== THE DATA ==
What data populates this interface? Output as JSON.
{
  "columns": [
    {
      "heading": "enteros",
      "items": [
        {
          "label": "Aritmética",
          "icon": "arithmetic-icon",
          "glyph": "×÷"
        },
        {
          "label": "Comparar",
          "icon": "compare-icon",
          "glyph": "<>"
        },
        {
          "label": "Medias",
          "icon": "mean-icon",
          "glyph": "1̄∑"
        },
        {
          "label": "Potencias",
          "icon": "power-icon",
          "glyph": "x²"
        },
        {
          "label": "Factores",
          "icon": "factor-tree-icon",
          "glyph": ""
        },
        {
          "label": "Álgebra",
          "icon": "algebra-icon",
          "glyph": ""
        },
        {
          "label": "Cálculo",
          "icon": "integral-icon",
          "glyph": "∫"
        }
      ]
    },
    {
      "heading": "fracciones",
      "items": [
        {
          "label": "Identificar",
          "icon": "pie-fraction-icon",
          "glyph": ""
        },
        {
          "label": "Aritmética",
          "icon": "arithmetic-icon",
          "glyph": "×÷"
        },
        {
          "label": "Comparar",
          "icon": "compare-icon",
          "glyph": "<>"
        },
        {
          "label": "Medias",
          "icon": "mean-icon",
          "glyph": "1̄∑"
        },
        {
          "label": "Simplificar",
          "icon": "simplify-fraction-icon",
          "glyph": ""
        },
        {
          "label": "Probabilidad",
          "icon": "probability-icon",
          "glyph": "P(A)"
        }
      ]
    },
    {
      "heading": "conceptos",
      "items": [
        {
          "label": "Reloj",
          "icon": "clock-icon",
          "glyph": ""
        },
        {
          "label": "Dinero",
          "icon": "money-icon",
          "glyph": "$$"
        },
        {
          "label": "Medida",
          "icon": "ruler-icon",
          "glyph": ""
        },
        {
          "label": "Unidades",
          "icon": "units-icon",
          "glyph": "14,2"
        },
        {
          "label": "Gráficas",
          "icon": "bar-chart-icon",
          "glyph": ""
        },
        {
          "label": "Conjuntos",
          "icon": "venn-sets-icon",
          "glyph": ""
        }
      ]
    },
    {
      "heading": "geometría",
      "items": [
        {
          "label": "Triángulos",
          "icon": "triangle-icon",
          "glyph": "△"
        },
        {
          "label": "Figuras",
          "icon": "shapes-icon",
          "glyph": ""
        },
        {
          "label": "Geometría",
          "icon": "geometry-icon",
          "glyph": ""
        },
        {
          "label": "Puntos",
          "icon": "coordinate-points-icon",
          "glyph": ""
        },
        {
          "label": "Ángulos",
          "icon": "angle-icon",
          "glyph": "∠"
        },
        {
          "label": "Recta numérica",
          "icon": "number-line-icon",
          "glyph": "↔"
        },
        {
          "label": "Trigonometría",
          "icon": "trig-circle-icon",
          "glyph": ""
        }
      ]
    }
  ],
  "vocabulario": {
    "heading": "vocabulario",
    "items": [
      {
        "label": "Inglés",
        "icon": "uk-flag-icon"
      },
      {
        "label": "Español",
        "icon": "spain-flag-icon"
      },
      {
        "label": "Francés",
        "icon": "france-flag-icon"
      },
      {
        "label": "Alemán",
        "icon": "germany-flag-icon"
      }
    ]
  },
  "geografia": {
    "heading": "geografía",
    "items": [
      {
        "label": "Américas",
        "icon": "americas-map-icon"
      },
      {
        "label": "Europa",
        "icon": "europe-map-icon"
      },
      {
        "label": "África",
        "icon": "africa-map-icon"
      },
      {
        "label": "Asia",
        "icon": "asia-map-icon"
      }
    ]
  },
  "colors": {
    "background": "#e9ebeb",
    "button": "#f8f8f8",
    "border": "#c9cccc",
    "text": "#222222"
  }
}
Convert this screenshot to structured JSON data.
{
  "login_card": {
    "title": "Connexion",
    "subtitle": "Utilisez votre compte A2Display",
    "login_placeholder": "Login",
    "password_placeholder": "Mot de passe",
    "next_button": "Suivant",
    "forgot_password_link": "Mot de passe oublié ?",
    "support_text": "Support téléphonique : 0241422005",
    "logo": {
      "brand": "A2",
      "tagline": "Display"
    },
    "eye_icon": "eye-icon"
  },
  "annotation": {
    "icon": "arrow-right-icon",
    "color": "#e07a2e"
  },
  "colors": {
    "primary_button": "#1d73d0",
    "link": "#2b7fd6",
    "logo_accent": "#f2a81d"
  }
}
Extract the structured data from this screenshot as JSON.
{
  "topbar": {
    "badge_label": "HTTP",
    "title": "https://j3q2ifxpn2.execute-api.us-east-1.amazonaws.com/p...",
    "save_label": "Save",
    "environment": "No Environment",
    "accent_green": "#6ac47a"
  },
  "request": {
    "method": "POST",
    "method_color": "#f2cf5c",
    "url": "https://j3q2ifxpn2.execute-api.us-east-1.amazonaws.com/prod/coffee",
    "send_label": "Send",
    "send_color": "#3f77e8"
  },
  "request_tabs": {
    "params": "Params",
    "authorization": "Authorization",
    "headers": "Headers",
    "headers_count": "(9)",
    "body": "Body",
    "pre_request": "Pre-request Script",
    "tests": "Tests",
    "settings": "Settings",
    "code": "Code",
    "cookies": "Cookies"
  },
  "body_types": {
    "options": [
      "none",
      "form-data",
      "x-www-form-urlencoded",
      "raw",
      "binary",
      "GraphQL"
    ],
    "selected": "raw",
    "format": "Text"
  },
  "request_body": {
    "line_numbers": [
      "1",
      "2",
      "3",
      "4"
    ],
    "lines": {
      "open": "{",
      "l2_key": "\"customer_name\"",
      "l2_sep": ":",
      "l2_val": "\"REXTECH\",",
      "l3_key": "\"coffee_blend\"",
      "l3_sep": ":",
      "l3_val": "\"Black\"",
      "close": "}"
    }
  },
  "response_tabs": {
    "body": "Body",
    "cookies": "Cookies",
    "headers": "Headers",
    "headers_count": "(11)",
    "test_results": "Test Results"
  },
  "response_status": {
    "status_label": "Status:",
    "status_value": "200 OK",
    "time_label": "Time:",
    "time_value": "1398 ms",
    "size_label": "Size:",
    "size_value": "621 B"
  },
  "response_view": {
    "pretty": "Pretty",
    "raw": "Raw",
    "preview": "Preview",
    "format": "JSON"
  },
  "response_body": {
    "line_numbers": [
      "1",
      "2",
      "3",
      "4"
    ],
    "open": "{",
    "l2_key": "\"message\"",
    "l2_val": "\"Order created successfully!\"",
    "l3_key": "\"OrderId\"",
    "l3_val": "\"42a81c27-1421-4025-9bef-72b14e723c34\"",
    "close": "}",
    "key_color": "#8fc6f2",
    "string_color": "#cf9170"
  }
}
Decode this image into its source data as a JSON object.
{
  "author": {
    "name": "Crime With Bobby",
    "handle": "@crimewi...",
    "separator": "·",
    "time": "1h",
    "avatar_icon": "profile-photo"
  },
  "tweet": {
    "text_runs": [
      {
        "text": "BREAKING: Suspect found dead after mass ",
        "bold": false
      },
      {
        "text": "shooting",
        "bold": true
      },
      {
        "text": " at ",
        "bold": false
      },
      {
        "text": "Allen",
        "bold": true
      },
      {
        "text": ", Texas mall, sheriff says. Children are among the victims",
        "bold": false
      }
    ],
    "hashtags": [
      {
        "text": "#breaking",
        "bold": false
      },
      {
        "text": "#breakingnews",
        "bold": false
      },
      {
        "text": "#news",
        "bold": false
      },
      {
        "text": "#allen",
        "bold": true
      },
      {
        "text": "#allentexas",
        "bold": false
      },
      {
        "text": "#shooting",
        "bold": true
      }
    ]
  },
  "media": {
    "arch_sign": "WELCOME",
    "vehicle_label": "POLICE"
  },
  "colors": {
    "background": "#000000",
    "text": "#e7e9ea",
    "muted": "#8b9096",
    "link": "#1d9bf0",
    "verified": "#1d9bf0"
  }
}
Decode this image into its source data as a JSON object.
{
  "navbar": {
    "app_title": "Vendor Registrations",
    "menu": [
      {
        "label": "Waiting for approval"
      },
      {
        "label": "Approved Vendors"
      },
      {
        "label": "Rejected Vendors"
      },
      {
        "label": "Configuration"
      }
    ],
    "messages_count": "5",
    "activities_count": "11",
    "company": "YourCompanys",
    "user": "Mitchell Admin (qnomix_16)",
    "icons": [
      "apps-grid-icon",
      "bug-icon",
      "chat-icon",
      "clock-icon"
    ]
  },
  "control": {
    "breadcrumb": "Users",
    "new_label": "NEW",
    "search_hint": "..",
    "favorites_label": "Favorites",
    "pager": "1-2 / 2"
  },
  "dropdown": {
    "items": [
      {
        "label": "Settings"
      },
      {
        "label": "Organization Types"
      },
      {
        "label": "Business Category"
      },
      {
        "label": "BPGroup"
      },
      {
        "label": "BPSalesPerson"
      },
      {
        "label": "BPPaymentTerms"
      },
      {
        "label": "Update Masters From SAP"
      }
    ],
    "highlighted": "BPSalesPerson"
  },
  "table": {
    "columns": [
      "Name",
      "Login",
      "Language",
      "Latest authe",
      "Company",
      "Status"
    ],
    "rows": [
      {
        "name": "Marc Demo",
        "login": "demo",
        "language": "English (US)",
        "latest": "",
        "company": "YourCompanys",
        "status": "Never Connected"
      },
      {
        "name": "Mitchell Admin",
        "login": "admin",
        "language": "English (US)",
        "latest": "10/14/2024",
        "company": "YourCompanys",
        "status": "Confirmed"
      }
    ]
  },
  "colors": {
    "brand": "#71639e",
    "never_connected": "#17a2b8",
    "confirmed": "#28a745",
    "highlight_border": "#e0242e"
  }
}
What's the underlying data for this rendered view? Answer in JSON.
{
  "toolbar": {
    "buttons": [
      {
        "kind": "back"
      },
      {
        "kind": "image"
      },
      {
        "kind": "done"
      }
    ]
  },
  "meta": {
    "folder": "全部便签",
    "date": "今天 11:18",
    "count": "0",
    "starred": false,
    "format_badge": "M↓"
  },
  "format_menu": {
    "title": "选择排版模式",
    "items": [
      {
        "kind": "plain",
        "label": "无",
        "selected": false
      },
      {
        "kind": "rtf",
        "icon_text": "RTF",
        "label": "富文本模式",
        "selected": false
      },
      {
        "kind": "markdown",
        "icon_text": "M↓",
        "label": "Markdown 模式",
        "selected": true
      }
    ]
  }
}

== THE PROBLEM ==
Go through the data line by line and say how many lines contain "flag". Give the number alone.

== ANSWER BOX ==
4